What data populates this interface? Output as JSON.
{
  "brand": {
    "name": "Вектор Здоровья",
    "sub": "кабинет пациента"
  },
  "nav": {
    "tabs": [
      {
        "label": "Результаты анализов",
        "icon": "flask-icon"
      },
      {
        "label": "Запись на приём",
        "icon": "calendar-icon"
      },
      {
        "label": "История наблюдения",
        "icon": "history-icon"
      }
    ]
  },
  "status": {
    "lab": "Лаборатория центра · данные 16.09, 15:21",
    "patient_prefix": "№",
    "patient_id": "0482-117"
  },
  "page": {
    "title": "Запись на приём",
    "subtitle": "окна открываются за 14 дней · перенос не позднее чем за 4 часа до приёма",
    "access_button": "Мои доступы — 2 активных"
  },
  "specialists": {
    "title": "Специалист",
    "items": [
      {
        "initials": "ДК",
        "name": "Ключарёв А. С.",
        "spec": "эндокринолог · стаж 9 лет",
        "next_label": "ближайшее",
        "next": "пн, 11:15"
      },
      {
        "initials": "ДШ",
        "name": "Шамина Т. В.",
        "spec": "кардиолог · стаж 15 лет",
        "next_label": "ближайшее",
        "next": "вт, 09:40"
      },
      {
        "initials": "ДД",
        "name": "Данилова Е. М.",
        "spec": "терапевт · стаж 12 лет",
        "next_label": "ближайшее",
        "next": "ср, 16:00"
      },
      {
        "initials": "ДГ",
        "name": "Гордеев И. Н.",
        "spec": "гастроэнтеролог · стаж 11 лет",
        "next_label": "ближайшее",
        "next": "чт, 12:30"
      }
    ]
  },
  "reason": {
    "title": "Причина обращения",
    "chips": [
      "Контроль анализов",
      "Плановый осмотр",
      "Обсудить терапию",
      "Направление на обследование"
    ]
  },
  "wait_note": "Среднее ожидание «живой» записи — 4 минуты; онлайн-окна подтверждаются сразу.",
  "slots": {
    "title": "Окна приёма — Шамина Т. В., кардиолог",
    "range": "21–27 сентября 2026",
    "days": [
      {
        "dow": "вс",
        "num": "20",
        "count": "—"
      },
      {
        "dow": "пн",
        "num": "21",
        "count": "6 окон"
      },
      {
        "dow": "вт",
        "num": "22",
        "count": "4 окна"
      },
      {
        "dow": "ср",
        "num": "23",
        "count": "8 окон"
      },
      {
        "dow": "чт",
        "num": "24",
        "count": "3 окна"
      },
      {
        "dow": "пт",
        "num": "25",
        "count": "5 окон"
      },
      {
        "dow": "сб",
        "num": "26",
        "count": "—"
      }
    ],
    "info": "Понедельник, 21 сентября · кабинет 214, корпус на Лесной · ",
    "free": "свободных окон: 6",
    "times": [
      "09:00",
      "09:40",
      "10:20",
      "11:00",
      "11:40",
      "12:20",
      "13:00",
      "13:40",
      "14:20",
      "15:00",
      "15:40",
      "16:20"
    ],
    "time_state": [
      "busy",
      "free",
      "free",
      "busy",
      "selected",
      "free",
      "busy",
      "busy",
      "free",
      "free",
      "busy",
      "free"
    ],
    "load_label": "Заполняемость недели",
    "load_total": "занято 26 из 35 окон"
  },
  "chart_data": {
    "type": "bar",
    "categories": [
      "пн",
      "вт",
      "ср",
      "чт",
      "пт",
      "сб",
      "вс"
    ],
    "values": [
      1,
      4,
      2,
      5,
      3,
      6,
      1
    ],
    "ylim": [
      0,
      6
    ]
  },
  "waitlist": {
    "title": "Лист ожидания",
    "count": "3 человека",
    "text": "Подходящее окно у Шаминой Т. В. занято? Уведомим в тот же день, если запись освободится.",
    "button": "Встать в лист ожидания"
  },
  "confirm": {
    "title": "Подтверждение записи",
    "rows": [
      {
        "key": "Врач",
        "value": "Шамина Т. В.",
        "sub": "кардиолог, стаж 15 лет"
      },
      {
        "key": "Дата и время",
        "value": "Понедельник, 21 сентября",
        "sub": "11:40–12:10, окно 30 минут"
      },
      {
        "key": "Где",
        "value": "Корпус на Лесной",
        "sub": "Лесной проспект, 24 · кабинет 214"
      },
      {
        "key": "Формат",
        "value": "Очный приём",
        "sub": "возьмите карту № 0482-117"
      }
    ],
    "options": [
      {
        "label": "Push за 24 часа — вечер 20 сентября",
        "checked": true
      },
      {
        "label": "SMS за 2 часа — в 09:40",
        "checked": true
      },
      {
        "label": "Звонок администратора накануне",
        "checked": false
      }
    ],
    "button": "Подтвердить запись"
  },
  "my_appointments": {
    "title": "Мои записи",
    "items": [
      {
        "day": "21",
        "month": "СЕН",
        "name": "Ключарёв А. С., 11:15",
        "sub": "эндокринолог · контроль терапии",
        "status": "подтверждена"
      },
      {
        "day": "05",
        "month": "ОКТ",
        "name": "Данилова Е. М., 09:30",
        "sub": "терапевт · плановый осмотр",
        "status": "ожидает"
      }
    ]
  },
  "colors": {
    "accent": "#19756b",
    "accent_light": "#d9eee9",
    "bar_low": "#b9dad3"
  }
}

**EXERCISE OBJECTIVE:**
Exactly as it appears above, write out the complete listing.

**THE ANSWER:**
What data populates this interface? Output as JSON.
{
  "brand": {
    "name": "Вектор Здоровья",
    "sub": "кабинет пациента"
  },
  "nav": {
    "tabs": [
      {
        "label": "Результаты анализов",
        "icon": "flask-icon"
      },
      {
        "label": "Запись на приём",
        "icon": "calendar-icon"
      },
      {
        "label": "История наблюдения",
        "icon": "history-icon"
      }
    ]
  },
  "status": {
    "lab": "Лаборатория центра · данные 16.09, 15:21",
    "patient_prefix": "№",
    "patient_id": "0482-117"
  },
  "page": {
    "title": "Запись на приём",
    "subtitle": "окна открываются за 14 дней · перенос не позднее чем за 4 часа до приёма",
    "access_button": "Мои доступы — 2 активных"
  },
  "specialists": {
    "title": "Специалист",
    "items": [
      {
        "initials": "ДК",
        "name": "Ключарёв А. С.",
        "spec": "эндокринолог · стаж 9 лет",
        "next_label": "ближайшее",
        "next": "пн, 11:15"
      },
      {
        "initials": "ДШ",
        "name": "Шамина Т. В.",
        "spec": "кардиолог · стаж 15 лет",
        "next_label": "ближайшее",
        "next": "вт, 09:40"
      },
      {
        "initials": "ДД",
        "name": "Данилова Е. М.",
        "spec": "терапевт · стаж 12 лет",
        "next_label": "ближайшее",
        "next": "ср, 16:00"
      },
      {
        "initials": "ДГ",
        "name": "Гордеев И. Н.",
        "spec": "гастроэнтеролог · стаж 11 лет",
        "next_label": "ближайшее",
        "next": "чт, 12:30"
      }
    ]
  },
  "reason": {
    "title": "Причина обращения",
    "chips": [
      "Контроль анализов",
      "Плановый осмотр",
      "Обсудить терапию",
      "Направление на обследование"
    ]
  },
  "wait_note": "Среднее ожидание «живой» записи — 4 минуты; онлайн-окна подтверждаются сразу.",
  "slots": {
    "title": "Окна приёма — Шамина Т. В., кардиолог",
    "range": "21–27 сентября 2026",
    "days": [
      {
        "dow": "вс",
        "num": "20",
        "count": "—"
      },
      {
        "dow": "пн",
        "num": "21",
        "count": "6 окон"
      },
      {
        "dow": "вт",
        "num": "22",
        "count": "4 окна"
      },
      {
        "dow": "ср",
        "num": "23",
        "count": "8 окон"
      },
      {
        "dow": "чт",
        "num": "24",
        "count": "3 окна"
      },
      {
        "dow": "пт",
        "num": "25",
        "count": "5 окон"
      },
      {
        "dow": "сб",
        "num": "26",
        "count": "—"
      }
    ],
    "info": "Понедельник, 21 сентября · кабинет 214, корпус на Лесной · ",
    "free": "свободных окон: 6",
    "times": [
      "09:00",
      "09:40",
      "10:20",
      "11:00",
      "11:40",
      "12:20",
      "13:00",
      "13:40",
      "14:20",
      "15:00",
      "15:40",
      "16:20"
    ],
    "time_state": [
      "busy",
      "free",
      "free",
      "busy",
      "selected",
      "free",
      "busy",
      "busy",
      "free",
      "free",
      "busy",
      "free"
    ],
    "load_label": "Заполняемость недели",
    "load_total": "занято 26 из 35 окон"
  },
  "chart_data": {
    "type": "bar",
    "categories": [
      "пн",
      "вт",
      "ср",
      "чт",
      "пт",
      "сб",
      "вс"
    ],
    "values": [
      1,
      4,
      2,
      5,
      3,
      6,
      1
    ],
    "ylim": [
      0,
      6
    ]
  },
  "waitlist": {
    "title": "Лист ожидания",
    "count": "3 человека",
    "text": "Подходящее окно у Шаминой Т. В. занято? Уведомим в тот же день, если запись освободится.",
    "button": "Встать в лист ожидания"
  },
  "confirm": {
    "title": "Подтверждение записи",
    "rows": [
      {
        "key": "Врач",
        "value": "Шамина Т. В.",
        "sub": "кардиолог, стаж 15 лет"
      },
      {
        "key": "Дата и время",
        "value": "Понедельник, 21 сентября",
        "sub": "11:40–12:10, окно 30 минут"
      },
      {
        "key": "Где",
        "value": "Корпус на Лесной",
        "sub": "Лесной проспект, 24 · кабинет 214"
      },
      {
        "key": "Формат",
        "value": "Очный приём",
        "sub": "возьмите карту № 0482-117"
      }
    ],
    "options": [
      {
        "label": "Push за 24 часа — вечер 20 сентября",
        "checked": true
      },
      {
        "label": "SMS за 2 часа — в 09:40",
        "checked": true
      },
      {
        "label": "Звонок администратора накануне",
        "checked": false
      }
    ],
    "button": "Подтвердить запись"
  },
  "my_appointments": {
    "title": "Мои записи",
    "items": [
      {
        "day": "21",
        "month": "СЕН",
        "name": "Ключарёв А. С., 11:15",
        "sub": "эндокринолог · контроль терапии",
        "status": "подтверждена"
      },
      {
        "day": "05",
        "month": "ОКТ",
        "name": "Данилова Е. М., 09:30",
        "sub": "терапевт · плановый осмотр",
        "status": "ожидает"
      }
    ]
  },
  "colors": {
    "accent": "#19756b",
    "accent_light": "#d9eee9",
    "bar_low": "#b9dad3"
  }
}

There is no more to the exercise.